No matter how much the show tried to convince its fans, the romance between Lex and Lana never felt natural. As Lex began to get more clouded by darkness and embark on his path towards villainy, his relationship with Lana was never meant to last for long. But season six still put the viewers through a wedding between the two of them.
The biggest takeaway from Promise is Lana finally learning Clark’s secret as she sees him using several of his abilities. Aside from that, Promise is one of the cringe-worthy episodes in the series.

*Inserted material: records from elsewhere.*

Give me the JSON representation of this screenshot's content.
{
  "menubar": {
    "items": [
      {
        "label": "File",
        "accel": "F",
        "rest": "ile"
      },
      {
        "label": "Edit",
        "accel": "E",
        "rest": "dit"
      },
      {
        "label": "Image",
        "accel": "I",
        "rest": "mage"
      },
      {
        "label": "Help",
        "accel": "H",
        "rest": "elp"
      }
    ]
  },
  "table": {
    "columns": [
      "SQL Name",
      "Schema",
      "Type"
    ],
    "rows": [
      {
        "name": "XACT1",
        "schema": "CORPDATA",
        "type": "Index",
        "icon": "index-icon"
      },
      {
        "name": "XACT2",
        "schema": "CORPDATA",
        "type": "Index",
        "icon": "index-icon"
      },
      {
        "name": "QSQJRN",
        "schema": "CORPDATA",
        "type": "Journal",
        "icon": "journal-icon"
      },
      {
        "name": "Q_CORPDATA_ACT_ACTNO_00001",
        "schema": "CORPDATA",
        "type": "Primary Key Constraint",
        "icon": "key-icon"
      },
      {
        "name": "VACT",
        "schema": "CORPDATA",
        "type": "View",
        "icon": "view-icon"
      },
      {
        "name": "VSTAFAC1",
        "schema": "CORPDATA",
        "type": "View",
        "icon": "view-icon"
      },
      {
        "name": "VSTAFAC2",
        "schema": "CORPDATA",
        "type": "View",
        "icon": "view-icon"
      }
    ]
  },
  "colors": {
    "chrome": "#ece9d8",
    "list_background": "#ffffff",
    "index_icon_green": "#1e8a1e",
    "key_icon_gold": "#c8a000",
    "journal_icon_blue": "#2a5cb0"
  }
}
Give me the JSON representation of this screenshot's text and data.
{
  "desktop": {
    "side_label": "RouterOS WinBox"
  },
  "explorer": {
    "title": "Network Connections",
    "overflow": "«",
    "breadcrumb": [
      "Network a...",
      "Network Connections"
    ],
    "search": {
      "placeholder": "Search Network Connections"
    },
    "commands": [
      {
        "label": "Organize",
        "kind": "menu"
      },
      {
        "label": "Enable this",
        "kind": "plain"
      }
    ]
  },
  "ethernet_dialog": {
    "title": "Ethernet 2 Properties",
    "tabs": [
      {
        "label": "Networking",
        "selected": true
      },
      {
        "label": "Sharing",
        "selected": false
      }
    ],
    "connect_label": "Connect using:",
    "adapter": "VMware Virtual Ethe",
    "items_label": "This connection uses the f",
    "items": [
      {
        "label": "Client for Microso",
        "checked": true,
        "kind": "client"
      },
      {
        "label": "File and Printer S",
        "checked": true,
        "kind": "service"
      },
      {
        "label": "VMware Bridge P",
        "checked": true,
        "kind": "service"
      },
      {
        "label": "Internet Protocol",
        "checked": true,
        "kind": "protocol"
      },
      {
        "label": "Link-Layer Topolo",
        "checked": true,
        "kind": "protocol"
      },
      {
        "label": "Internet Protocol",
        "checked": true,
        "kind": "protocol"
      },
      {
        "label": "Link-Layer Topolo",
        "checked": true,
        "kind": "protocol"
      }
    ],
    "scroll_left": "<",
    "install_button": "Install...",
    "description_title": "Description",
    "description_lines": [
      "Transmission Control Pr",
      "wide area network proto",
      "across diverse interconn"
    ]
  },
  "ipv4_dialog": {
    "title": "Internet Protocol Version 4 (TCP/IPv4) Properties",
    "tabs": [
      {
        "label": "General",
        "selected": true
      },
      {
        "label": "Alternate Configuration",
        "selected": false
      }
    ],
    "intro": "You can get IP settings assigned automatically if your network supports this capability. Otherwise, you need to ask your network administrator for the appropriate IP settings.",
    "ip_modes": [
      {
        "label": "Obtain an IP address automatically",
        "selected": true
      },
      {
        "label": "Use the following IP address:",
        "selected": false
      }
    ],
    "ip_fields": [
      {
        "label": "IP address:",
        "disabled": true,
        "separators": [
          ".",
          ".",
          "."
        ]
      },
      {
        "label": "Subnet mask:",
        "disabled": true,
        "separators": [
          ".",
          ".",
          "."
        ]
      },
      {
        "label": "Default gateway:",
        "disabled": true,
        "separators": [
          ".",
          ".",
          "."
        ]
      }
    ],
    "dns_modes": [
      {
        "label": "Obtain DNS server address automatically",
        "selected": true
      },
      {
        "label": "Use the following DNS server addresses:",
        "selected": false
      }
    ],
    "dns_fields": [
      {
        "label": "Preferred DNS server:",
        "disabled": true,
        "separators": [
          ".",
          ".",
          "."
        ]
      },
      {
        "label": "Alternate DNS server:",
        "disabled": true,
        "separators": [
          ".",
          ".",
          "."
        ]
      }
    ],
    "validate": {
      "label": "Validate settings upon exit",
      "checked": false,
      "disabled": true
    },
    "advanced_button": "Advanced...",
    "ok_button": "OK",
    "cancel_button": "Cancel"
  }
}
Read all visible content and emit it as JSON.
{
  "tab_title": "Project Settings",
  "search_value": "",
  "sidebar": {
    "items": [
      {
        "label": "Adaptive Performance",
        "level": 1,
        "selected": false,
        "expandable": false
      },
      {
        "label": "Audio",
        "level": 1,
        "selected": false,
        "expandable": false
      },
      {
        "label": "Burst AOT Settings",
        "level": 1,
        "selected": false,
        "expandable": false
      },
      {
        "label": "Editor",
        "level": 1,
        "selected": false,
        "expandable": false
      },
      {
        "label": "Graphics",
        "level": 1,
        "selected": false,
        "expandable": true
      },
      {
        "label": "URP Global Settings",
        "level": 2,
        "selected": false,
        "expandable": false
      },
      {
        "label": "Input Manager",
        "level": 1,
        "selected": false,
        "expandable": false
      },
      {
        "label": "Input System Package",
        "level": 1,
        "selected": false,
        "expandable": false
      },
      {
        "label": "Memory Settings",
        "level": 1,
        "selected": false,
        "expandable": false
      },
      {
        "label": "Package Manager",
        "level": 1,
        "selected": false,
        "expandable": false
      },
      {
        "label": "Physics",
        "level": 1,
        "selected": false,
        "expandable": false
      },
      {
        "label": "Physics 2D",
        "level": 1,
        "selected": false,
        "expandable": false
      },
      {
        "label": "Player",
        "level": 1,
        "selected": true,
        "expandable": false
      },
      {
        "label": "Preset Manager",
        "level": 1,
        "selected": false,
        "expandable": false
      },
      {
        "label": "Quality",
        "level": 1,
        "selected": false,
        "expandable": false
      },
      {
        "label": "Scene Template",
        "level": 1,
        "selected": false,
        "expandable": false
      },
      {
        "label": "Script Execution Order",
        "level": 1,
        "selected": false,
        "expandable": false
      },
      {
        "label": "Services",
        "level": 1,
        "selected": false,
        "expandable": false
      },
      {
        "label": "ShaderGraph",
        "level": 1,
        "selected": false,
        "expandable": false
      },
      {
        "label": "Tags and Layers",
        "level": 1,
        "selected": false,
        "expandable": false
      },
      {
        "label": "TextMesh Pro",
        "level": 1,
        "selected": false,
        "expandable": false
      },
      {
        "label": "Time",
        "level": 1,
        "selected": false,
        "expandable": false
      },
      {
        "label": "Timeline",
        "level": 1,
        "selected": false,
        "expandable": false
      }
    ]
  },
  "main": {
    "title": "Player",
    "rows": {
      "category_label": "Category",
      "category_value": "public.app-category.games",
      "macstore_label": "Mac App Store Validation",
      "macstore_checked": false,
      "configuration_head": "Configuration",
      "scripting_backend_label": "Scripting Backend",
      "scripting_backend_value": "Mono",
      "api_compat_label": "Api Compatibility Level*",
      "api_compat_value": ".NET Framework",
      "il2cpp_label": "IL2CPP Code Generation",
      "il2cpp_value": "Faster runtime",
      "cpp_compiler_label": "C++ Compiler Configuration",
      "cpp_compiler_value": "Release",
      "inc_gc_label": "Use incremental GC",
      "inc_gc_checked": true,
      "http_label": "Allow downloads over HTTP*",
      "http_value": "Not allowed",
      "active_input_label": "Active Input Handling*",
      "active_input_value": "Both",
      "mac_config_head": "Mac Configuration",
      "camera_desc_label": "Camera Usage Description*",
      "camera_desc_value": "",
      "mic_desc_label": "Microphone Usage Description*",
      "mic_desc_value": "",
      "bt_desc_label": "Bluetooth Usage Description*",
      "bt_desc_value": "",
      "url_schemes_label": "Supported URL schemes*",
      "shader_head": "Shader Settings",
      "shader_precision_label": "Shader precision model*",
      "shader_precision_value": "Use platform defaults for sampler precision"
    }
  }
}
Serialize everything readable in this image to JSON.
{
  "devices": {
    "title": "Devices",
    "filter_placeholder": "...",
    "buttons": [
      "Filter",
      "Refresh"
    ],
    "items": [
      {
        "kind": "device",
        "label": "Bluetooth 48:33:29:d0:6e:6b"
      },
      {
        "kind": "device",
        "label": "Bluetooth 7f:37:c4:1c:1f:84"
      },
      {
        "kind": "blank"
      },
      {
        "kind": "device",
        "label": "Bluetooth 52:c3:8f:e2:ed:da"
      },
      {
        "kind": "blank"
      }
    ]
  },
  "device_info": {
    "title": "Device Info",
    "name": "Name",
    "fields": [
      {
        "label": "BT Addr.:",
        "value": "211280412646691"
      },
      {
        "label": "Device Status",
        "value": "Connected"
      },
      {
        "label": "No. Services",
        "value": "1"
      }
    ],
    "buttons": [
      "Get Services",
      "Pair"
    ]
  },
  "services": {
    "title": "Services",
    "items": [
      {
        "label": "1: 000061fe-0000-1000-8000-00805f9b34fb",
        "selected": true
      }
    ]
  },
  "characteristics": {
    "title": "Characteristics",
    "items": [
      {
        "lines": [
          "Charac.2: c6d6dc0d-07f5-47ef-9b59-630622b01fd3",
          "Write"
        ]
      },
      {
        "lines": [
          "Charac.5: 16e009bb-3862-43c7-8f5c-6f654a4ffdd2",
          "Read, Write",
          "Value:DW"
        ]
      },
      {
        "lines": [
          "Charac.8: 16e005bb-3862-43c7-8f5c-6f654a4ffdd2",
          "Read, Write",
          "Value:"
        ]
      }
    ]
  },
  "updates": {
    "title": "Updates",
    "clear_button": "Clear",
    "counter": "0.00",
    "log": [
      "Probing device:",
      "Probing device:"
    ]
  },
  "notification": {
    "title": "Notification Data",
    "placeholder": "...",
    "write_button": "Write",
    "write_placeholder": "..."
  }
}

After a long season of capturing several Zoners, Clark faced Bizarro, the toughest one in the season six finale. Rather than following his comic origin, Smallville depicted Bizarro as a Zoner who needed to clone the DNA of the perfect host in order to survive. That’s where Clark comes in as the phantom took his DNA and became his literal Bizarro version.
Phantom didn’t hold anything back in terms of drama and cliffhangers. From Lana’s “death” to Lex being arrested and Clark getting his butt kicked by Bizarro, Phantom holds up as one of the best season finales.
For one of their final three episodes of the season, Smallville gave its viewers one of the biggest filler episodes of all time. The twentieth episode was a Jimmy Olsen (Aaron Ashmore) centric hour, as the Daily Planet photographer begins to dream in black-and-white.
Noir features a Metropolis in 1940 and while it puts the characters in a different light, it did nothing to progress the season further. While props are given to the powers that be to do an experimental episode, a novelty like Noir should never happen this late in a season.
After introducing several DC heroes, the eleventh episode finally brought them together as Smallville’s proto-Justice League. Fittingly titled Justice, the episode brings back Impulse (Kyle Gallner), Aquaman (Alan Ritchson), and Cyborg (Lee Thompson Young) as part of Oliver’s unnamed team.
Justice is one of the show’s strongest hours as it becomes a light for Clark, knowing that he has all these super-friends he can turn to. While we’d only have a handful of Justice League themed episodes in the later seasons, Justice will always be remembered as the origin of Smallville’s version of the iconic DC team.